• ABOUT THIS TASK
Where does the word "Tabulky" appear in the data? Copy every line that holds it.
[RECORD SET]
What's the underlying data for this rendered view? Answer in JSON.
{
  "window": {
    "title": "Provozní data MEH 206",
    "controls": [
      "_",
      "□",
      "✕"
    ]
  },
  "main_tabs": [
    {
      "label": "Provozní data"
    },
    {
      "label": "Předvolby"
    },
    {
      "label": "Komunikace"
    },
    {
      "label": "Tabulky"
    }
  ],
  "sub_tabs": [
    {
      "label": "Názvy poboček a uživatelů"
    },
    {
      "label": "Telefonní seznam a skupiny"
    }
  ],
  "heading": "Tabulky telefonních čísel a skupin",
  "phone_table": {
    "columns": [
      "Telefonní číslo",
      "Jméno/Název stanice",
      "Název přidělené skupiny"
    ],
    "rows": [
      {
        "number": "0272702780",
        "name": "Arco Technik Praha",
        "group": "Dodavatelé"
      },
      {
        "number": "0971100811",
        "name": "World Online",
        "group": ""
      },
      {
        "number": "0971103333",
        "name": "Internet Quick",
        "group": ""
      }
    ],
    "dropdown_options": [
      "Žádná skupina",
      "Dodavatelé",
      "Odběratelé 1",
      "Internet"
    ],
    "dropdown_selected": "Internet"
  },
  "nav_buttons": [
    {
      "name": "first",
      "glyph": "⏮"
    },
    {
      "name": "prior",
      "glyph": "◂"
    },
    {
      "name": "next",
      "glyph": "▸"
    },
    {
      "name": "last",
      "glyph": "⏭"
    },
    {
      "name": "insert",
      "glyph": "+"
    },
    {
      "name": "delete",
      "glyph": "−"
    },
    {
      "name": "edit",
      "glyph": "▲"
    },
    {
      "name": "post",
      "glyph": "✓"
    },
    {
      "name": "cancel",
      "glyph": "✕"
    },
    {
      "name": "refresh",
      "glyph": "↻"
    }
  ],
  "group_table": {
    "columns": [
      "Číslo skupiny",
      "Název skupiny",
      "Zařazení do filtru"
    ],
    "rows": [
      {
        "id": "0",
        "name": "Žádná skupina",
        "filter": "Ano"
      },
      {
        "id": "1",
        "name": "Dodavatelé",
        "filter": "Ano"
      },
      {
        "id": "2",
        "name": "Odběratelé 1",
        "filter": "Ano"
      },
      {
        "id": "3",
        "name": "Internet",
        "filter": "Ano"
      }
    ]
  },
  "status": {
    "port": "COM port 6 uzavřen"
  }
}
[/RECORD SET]
• OUTPUT FOR THIS TASK
      "label": "Tabulky"
  "heading": "Tabulky telefonních čísel a skupin",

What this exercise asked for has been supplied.